Get the one that’s pasted into a ‘70s era microwave cookbook, however, and you’ll soon stop thinking how cool it’d be to live in the American Hustle era while thanking the aforementioned Saviour that chef hasn’t decided to do an “ironic” “deconstructed” “take” on that nuked-ham-and-pineapple-rings extravaganza on page 197.
And on a Friday night the place is heaving, raucous, and convivial, proving correct the old Joe Kennedy rule of event management, i.e., slightly too many people in slightly too small a space builds its own energy. An early-middle-aged Prick can sit close enough to elbow a happy table full of young birthday party hipsters playing at being grown-up and no one feels the need to glass someone with a sustainable jelly jar cocktail. The whole vibe is very Melbourne, and not in a painfully earnest, “I’m suing the government because a transit officer assaulted me for not showing my myki card when I was taking the tram to St Kilda for the big rally to protest cuts to legal services for transgendered indigenous sharks” kind of way, either. This is fun.

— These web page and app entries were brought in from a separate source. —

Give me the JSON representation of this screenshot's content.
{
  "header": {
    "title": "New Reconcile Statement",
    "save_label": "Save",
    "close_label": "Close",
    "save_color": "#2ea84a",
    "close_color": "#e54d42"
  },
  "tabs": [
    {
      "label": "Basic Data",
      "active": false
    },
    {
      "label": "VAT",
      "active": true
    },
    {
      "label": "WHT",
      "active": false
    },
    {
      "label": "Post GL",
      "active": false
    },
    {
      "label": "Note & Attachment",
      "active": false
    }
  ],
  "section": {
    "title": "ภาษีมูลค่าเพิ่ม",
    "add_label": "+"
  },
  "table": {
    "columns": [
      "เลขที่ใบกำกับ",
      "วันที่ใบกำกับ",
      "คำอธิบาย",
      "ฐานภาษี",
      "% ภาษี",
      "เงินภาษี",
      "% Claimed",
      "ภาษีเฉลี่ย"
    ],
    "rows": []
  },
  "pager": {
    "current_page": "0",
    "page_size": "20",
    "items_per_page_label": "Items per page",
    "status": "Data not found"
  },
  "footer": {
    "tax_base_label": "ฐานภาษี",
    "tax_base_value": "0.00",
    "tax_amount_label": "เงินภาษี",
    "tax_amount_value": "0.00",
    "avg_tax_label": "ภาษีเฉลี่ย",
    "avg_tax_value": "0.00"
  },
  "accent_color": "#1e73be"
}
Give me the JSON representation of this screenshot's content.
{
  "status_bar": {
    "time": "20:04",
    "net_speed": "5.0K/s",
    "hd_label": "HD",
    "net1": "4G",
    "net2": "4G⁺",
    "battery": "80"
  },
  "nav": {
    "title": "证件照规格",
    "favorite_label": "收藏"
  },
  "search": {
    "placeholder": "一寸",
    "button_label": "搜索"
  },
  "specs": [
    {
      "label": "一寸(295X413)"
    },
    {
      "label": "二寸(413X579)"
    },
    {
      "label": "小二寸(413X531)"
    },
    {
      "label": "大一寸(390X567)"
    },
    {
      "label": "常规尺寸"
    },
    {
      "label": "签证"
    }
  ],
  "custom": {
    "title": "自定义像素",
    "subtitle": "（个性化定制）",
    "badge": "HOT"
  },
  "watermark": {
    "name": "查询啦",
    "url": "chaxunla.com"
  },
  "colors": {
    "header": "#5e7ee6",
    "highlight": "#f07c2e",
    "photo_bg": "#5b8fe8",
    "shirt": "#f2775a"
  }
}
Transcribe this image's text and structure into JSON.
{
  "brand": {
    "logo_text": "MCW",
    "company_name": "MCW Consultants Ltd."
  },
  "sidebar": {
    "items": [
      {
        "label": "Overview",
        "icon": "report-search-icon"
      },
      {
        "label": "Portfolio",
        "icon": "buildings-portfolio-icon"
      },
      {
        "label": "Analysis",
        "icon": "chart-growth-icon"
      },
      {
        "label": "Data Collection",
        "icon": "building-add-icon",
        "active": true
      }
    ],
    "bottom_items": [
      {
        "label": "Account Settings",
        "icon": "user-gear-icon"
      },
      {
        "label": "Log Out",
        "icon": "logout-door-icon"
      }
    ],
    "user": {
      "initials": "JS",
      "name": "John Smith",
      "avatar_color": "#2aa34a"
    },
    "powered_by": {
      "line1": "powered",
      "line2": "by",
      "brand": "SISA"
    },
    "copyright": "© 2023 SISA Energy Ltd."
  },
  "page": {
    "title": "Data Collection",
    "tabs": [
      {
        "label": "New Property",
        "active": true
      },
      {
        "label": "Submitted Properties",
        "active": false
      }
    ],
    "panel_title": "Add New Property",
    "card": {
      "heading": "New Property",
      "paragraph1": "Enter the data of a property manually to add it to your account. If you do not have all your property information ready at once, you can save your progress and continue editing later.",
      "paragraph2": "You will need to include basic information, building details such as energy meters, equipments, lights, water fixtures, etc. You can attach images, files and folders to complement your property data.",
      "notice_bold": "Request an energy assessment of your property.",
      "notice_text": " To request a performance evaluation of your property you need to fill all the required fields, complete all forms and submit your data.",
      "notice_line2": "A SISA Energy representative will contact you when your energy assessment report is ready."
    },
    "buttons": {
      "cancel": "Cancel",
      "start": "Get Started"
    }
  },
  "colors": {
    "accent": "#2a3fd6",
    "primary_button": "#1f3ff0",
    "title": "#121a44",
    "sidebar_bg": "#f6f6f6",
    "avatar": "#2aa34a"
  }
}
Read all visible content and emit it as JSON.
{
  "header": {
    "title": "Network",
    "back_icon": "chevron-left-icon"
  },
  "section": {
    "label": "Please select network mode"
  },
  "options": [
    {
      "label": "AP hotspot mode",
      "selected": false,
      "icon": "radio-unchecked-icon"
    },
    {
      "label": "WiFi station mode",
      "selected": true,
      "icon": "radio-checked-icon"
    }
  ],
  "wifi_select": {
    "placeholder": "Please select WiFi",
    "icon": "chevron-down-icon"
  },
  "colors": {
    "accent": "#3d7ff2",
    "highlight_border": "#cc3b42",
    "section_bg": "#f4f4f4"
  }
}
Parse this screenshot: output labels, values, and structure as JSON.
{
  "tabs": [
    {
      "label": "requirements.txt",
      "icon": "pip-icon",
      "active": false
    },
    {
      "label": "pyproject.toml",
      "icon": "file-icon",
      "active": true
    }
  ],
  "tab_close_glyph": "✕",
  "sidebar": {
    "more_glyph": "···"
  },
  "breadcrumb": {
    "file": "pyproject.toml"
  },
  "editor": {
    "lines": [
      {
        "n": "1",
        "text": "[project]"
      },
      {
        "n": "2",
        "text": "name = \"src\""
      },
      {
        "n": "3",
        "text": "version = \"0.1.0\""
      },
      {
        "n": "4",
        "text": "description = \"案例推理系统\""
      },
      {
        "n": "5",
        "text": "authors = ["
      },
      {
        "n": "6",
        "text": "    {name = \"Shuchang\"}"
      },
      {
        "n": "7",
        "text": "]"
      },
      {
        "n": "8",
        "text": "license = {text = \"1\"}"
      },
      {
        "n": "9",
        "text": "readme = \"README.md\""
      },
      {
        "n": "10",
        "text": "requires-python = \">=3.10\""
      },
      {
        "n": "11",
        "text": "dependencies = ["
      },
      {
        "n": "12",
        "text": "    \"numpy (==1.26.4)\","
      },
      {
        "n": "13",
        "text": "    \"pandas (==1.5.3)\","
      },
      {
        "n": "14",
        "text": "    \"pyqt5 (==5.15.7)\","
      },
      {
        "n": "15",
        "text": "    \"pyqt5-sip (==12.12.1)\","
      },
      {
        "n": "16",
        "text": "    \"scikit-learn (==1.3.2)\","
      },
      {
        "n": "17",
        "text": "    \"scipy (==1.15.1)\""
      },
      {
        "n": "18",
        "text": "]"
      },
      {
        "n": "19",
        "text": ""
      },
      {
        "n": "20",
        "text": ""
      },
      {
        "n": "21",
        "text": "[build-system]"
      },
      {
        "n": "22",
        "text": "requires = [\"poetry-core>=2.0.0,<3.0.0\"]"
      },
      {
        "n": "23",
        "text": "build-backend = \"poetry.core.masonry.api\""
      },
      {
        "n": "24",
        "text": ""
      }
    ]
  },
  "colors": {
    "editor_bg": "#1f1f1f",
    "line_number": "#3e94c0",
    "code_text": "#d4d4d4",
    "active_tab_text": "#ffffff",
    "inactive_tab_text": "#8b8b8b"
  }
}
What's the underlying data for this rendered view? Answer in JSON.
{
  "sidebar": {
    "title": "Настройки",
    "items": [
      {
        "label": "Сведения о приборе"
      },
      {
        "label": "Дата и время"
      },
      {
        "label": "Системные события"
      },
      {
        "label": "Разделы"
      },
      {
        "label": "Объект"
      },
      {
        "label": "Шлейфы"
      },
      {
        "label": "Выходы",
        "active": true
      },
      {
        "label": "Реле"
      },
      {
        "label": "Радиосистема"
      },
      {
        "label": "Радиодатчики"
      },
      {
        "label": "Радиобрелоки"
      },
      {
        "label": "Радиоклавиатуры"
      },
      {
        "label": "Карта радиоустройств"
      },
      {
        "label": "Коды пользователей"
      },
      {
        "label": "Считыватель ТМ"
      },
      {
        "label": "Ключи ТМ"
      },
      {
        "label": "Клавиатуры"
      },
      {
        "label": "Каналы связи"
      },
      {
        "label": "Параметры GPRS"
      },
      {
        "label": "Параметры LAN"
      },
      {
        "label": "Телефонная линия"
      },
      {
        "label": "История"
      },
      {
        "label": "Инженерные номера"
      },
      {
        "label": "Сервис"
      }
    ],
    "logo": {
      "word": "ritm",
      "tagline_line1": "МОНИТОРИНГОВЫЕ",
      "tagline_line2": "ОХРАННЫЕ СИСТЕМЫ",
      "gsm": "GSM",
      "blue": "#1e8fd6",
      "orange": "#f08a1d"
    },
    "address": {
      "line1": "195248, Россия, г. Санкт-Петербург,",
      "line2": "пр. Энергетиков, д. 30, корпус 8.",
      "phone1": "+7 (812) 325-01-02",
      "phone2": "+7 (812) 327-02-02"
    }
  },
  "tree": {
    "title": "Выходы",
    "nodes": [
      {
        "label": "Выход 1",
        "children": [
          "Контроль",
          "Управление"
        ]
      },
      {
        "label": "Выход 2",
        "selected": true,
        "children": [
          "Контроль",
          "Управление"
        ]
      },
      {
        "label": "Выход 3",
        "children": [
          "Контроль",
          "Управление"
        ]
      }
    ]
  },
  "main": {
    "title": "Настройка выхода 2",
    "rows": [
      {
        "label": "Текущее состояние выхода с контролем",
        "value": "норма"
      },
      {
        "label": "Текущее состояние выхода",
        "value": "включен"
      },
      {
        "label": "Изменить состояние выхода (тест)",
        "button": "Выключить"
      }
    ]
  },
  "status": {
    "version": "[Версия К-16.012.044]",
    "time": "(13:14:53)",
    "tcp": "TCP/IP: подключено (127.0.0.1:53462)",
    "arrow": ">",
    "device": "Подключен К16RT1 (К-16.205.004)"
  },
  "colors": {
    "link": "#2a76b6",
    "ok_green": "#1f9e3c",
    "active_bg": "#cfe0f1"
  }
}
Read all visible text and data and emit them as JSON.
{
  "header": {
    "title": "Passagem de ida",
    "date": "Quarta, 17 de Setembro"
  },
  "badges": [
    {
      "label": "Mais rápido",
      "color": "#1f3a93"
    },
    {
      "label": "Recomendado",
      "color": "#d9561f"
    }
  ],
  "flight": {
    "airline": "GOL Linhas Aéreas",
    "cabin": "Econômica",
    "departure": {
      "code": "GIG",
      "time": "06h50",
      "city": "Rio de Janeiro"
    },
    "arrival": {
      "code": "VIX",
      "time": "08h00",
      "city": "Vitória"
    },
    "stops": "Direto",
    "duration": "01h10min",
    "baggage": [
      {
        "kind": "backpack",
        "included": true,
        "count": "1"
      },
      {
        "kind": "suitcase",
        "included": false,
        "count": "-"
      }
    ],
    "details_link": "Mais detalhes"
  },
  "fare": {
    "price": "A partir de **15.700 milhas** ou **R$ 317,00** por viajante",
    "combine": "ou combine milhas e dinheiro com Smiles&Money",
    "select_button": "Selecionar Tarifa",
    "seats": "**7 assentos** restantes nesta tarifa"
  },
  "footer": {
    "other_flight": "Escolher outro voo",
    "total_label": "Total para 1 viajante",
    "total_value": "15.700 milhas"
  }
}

Tastes good, eel’s good
Back to the menu, do note that ordering a la carte can be a little confusing as things are not organised around the traditional antipasti-pasta-meats-then-sweets order of battle. Best to go for the chef’s tasting menu, which for $65 per person for six courses is stupidly good value for money. And should something particularly take your fancy, they’ll figure out a way to work it in.
A plate of scallops opens the batting, dressed as a simple crudo with apples and herbs and a dill sauce, with the protein handled just-so to bring out taste and not just texture. These scallops taste of the sea, as well they should, and too often don’t.
Smoked eel croquettes are obscenely good on their own in only the way properly-fried things can be, but garnishes of peas, preserved lemon, zucchini flowers, and myrtle ash – this last thankfully added not as cheffy vanity but because it genuinely brings something to the dish – take an early lead as “dish of the night.”
And as deeply skeptical of vegetarianism and all the other ‘arian-supremacist food movements which purport to confer moral privilege on their adherents as we Pricks are, a dark and brooding plate of grains and pine mushrooms turns out to be spectacular. Brightened by blobs of taleggio (“whipped into submission!” our server reports, delightedly) the dish pairs so well with a Piano del Cerro we are accidentally given that we ignore the minor miscue over the wine and press on with a gorgeous 2007 Tuscan number that starts out all herby and complex and gives way to silk and chocolate.
Braised pig cheeks – a special request off the menu; they’re accommodating about their omakase – is “inspired by tiramisu”. This is the only time the evening momentarily wobbles under the weight of cute, but with just a bit more sauce this unlikely combination of pork and chocolate and rich, gooey, hazlenuts could be the sort of thing that diners would riot over were it ever taken off the menu.
Negative space, dessert on the side
Especially as the dish is such a great illustration of what Russo & Russo is all about. Saxby’s voice comes through on each plate and he’s doing something genuinely new that could have in other hands been disastrous: There’s a style and talent at work here, one which ably caroms sweet and tart and sour and five kinds of umami off one another like a series of snappy combination billiards shots. This stuff is there in the Italian classics, too, but is all too often buried under the accreted burden of history and tradition and routine.
A cheese course involving a sweet Monte Veronese and quince and candied pine nuts bridges the gap from the savoury courses, while dessert is perhaps the most “Sydney” of all the dishes: An off-centre barricade of quenelles and crisps and some very adult Rice Krispies treats runs across the plate delivering punches of sweetness and salt and crunch in happy, rapid succession.
So go to Russo & Russo. Put yourself in their hands. Have a blast. And tell ‘em the Prick sent ya.